Task.
Starting from the first line, set down the entire listing exactly.

Material provided.
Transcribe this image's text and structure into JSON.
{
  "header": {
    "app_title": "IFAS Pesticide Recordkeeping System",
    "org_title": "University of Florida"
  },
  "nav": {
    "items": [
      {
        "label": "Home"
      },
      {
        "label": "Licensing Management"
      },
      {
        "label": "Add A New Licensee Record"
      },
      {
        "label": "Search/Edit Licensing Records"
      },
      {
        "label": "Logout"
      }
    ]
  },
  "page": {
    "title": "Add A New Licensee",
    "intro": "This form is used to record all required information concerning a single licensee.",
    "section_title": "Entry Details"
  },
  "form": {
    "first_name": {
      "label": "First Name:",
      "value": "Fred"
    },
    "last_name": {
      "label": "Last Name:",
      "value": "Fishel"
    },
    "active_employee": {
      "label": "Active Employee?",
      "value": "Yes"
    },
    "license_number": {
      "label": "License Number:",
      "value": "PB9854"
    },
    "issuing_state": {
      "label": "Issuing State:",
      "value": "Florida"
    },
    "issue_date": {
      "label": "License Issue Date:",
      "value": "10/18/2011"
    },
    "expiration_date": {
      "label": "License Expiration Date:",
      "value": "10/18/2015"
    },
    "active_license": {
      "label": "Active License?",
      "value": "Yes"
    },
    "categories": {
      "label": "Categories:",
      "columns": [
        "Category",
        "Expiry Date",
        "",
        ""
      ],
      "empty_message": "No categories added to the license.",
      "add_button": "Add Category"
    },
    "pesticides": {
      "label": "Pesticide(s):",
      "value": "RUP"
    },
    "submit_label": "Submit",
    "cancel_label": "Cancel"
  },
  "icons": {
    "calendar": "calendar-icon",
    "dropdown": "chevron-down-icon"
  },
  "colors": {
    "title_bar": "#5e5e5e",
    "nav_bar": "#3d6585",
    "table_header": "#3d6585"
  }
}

Exercise result.
Transcribe this image's text and structure into JSON.
{
  "header": {
    "app_title": "IFAS Pesticide Recordkeeping System",
    "org_title": "University of Florida"
  },
  "nav": {
    "items": [
      {
        "label": "Home"
      },
      {
        "label": "Licensing Management"
      },
      {
        "label": "Add A New Licensee Record"
      },
      {
        "label": "Search/Edit Licensing Records"
      },
      {
        "label": "Logout"
      }
    ]
  },
  "page": {
    "title": "Add A New Licensee",
    "intro": "This form is used to record all required information concerning a single licensee.",
    "section_title": "Entry Details"
  },
  "form": {
    "first_name": {
      "label": "First Name:",
      "value": "Fred"
    },
    "last_name": {
      "label": "Last Name:",
      "value": "Fishel"
    },
    "active_employee": {
      "label": "Active Employee?",
      "value": "Yes"
    },
    "license_number": {
      "label": "License Number:",
      "value": "PB9854"
    },
    "issuing_state": {
      "label": "Issuing State:",
      "value": "Florida"
    },
    "issue_date": {
      "label": "License Issue Date:",
      "value": "10/18/2011"
    },
    "expiration_date": {
      "label": "License Expiration Date:",
      "value": "10/18/2015"
    },
    "active_license": {
      "label": "Active License?",
      "value": "Yes"
    },
    "categories": {
      "label": "Categories:",
      "columns": [
        "Category",
        "Expiry Date",
        "",
        ""
      ],
      "empty_message": "No categories added to the license.",
      "add_button": "Add Category"
    },
    "pesticides": {
      "label": "Pesticide(s):",
      "value": "RUP"
    },
    "submit_label": "Submit",
    "cancel_label": "Cancel"
  },
  "icons": {
    "calendar": "calendar-icon",
    "dropdown": "chevron-down-icon"
  },
  "colors": {
    "title_bar": "#5e5e5e",
    "nav_bar": "#3d6585",
    "table_header": "#3d6585"
  }
}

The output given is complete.